Be sure to write everything down and make sure everyone involved has a copy so there will be no second-guessing in the event of an emergency.

2) Talk about it early and often.

You don’t necessarily need to have one big Talk with your children about what they should do as you age. You can drop it into conversations throughout your lives together. As situations arise with friends and family, you can mention what you want done if you ever end up in a similar situation. Make it a two-way conversation by asking them what they think they would want if they found themselves in a vulnerable position. It can help introduce empathy into the discussion by forcing them to consider the situation from the other side, making them more likely to see things from your perspective, and by extension, respect your wishes.

3) Use media to help you broach the subject.

No one likes to hear the words, “We need to talk,” and trying to start a conversation that way can sometimes have the unintentional effect of making everyone defensive before the conversation has even begun. In order to avoid that, you can watch a show or movie together that addresses the issue. Talk about a book or show them an article you recently read on the topic. Use that as an icebreaker to start discussing the issue in general before moving on to what you specifically want to happen at the end of your life.

At Stillwater Senior Living, we do everything we can to answer the questions of our seniors in our community. If we do not have the answer, we will find someone that does.

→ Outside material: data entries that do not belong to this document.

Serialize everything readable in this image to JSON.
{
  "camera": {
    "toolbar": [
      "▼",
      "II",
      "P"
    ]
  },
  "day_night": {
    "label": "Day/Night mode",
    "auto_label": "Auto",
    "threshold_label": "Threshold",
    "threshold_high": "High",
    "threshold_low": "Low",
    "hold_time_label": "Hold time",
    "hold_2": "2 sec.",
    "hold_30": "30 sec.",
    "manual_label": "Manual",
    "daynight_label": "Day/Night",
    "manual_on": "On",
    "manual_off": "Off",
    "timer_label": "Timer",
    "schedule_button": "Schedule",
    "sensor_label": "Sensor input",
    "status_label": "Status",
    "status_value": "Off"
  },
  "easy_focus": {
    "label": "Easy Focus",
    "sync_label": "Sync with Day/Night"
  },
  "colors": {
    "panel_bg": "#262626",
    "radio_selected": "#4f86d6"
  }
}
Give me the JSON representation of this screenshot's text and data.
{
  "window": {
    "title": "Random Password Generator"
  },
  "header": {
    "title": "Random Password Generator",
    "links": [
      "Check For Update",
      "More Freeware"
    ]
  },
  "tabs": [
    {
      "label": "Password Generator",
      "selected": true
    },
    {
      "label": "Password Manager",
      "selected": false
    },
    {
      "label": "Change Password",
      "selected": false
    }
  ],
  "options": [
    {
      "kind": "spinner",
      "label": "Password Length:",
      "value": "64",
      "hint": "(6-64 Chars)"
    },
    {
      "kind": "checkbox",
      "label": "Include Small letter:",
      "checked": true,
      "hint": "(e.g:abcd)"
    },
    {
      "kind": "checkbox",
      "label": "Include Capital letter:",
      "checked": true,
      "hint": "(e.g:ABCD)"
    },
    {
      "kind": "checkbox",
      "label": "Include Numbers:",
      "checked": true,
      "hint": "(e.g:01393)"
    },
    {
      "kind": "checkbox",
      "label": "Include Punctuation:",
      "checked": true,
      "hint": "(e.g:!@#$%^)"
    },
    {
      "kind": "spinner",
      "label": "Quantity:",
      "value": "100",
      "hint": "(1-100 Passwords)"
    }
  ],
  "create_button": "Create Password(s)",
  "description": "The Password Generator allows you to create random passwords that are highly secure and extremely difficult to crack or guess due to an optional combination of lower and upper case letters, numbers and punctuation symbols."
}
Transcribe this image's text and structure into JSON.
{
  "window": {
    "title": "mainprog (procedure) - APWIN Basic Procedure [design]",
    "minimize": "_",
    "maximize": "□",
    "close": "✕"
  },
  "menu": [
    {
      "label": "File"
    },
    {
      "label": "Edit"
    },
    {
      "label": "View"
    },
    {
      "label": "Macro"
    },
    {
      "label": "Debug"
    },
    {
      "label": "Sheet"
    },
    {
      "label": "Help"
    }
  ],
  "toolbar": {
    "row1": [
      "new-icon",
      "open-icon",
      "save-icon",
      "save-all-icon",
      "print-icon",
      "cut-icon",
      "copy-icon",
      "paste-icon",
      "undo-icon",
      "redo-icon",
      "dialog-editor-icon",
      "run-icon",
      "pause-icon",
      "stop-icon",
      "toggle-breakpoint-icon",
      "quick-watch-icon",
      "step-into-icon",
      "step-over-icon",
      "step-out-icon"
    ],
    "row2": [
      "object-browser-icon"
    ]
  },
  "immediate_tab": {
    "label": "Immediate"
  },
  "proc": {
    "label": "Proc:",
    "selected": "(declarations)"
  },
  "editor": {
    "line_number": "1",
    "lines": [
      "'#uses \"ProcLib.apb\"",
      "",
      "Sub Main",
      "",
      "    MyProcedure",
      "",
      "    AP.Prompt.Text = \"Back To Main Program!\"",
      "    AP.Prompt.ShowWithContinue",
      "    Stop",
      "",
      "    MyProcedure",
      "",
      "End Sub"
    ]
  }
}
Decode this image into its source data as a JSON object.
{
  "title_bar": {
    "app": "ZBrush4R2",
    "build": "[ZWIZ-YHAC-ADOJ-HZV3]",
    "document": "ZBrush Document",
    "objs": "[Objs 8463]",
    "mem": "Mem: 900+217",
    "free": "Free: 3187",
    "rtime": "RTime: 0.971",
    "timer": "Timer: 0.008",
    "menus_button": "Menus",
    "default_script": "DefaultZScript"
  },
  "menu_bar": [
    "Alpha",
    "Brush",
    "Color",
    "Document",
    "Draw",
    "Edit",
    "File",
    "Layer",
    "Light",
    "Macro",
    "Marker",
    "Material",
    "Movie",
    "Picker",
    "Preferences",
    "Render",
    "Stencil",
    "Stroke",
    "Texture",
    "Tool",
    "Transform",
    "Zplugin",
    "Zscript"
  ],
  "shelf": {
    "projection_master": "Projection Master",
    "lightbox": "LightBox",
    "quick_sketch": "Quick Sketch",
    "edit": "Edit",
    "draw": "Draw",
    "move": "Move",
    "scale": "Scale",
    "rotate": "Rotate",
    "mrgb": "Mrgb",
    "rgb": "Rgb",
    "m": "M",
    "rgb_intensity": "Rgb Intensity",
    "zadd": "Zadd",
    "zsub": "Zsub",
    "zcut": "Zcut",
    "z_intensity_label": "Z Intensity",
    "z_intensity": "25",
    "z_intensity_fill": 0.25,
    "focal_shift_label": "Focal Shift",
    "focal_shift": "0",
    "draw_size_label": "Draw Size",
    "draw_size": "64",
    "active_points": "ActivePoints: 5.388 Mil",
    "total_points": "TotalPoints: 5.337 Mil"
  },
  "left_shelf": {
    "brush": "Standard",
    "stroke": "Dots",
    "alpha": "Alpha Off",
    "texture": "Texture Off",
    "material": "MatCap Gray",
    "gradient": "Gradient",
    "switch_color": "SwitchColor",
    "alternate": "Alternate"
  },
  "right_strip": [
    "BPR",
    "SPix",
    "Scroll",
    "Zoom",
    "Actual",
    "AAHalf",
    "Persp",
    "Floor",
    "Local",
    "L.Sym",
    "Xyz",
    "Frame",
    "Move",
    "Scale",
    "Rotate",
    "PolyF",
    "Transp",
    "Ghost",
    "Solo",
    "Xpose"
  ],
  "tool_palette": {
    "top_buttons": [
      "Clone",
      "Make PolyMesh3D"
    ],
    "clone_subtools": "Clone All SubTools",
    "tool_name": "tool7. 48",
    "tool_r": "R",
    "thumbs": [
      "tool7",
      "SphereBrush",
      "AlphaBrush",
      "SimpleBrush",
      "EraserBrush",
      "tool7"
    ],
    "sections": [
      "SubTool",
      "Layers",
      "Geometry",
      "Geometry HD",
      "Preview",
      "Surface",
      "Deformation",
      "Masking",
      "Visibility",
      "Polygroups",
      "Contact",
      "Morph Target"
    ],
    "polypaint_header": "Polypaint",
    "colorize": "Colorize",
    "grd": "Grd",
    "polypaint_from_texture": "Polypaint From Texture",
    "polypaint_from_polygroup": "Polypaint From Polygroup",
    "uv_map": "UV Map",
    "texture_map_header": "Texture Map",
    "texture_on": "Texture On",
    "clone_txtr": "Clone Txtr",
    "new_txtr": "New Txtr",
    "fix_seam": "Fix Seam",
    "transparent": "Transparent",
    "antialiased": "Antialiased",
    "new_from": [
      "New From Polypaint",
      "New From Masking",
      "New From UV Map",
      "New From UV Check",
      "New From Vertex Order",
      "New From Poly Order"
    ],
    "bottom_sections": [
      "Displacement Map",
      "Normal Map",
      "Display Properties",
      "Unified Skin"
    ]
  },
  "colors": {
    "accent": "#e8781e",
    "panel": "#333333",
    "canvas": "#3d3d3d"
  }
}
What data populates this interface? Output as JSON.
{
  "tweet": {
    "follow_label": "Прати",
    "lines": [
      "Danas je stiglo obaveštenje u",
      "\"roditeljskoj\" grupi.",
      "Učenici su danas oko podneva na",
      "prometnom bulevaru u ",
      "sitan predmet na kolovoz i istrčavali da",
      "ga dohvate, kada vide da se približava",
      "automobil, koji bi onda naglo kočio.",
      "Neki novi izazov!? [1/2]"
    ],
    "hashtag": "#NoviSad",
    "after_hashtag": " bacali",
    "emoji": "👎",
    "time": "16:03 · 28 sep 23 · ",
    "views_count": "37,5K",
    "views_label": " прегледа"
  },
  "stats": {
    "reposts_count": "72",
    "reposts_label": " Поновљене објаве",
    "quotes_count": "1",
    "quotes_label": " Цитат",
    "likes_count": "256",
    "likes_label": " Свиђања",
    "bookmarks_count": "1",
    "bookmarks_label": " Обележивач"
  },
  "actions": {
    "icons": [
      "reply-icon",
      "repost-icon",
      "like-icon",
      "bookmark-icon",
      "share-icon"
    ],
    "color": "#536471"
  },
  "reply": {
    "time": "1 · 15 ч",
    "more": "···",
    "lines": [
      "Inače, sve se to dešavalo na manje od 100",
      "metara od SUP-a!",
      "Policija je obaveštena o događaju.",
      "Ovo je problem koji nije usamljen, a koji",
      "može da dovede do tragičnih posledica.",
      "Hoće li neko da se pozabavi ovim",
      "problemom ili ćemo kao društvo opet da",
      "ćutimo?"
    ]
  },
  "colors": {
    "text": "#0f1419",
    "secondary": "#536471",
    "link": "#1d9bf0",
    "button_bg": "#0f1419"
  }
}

CONTACT US TODAY for more information and a tour of our beautiful state-of-the-art community.